“NHL STANLEY CUP CHAMPIONS 2011: BOSTON BRUINS” (National Hockey League/ Warner Home Video): Beantown’s hockey franchise celebrates its first world championship in 39 years in this sports documentary, available on DVD ($24.98 retail) or Blu-ray ($34.99 retail).
“OMNIBUS: AMERICAN PROFILES” (Entertainment One): This self-explanatory two- DVD boxed set ($39.98) boasts 14 segments from the award-winning TV series, hosted by Alistair Cooke, in which significant Americans are profiled, including William Faulkner, Sugar Ray Robinson, Frank Lloyd Wright, James Thurber, Leonard Bernstein, Pearl Buck and others.
ROBBERY UNDER ARMS (VCI Entertainment): Based on Rolf Boldrewood’s international bestseller, this rugged, fact-based 1957 action drama depicts the 1865 castle-rustling incident, the most infamous in Australian history. Long stretches between the action slow things down, but it’s not the fault of a robust cast: Peter Finch (as the memorably named Capt. Starlight), Ronald Lewis, Maureen Swanson (in her last role to date), Laurence Naismith, and David McCallum and Jill Ireland, who were married in real life at the time. Location filming is a plus.
SHOT IN THE DARK (HBO Home Entertainment): Actor Adrian Grenier makes his directorial debut with this sincere documentary about his quest to re-establish a bond with his estranged biological father. Grenier began this project in the late ’90s, just as his career was beginning its ascent. Uneven at times but affecting.
TIARA TAHITI (VCI Entertainment): Director Ted Kotcheff’s 1962 feature debut, an adaptation of Geoffrey Cotterell’s novel, stars James Mason and John Mills as former servicemen whose rivalry is renewed when they unexpectedly encounter each other on the title tropical isle. Watching Mason and Mills parry is a treat, as this film coasts on its cast, which also includes Jacques Marin, Rosenda Monteros, Roy Kinnear and Herbert Lom as an Asian(!) named Chong, replete with goofy theme music. Mordecai Richler contributed to the screenplay, and worked again with Kotcheff over the years.

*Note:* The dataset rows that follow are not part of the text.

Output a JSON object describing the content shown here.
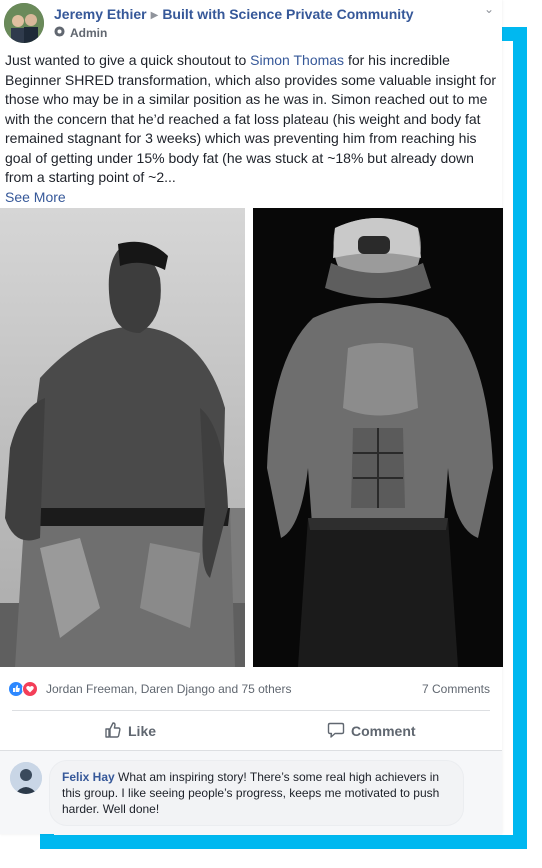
{
  "post": {
    "author": "Jeremy Ethier",
    "group": "Built with Science Private Community",
    "role": "Admin",
    "text_before_mention": "Just wanted to give a quick shoutout to ",
    "mention": "Simon Thomas",
    "text_after_mention": " for his incredible Beginner SHRED transformation, which also provides some valuable insight for those who may be in a similar position as he was in. Simon reached out to me with the concern that he’d reached a fat loss plateau (his weight and body fat remained stagnant for 3 weeks) which was preventing him from reaching his goal of getting under 15% body fat (he was stuck at ~18% but already down from a starting point of ~2...",
    "see_more": "See More"
  },
  "reactions": {
    "icons": [
      "like-icon",
      "love-icon"
    ],
    "names": "Jordan Freeman, Daren Django and 75 others",
    "comments": "7 Comments"
  },
  "actions": {
    "like": "Like",
    "comment": "Comment"
  },
  "comment": {
    "author": "Felix Hay",
    "text": " What am inspiring story! There’s some real high achievers in this group. I like seeing people’s progress, keeps me motivated to push harder. Well done!"
  },
  "colors": {
    "accent_frame": "#00b8f0",
    "link": "#365899",
    "like_blue": "#2d88ff",
    "love_red": "#f33e58"
  }
}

TRACY MORGAN: BLACK AND BLUE (HBO Home Entertainment): The popular — and recently controversial — actor/comedian rants, raves and riffs at the Apollo Theatre in Harlem in this stand-up comedy special ($19.97 retail).
WARTORN 1861-2010 (HBO Home Entertainment): The impact of post-traumatic stress upon this nation’s servicemen is explored in this sympathetic, expectedly depressing documentary executive-produced by James Gandolfini. Interviews with soldiers and their loved ones are heart-rending, but little is conveyed in the way of medical and psychological treatment, lending this an unfinished quality.
“YOUNG JUSTICE”: SEASON 1, VOLUME 1 (DC Entertainment/Warner Home Video): A collection of four episodes ($14.97 retail) from the new Cartoon Network animated series depicting the teenaged adventures of such classic DC Comics characters as Superboy, Robin, Aqualad and others.
Mark Burger can be heard Friday mornings on the “Two Guys Named Chris” radio show on Rock-92. Copyright 2011, Mark Burger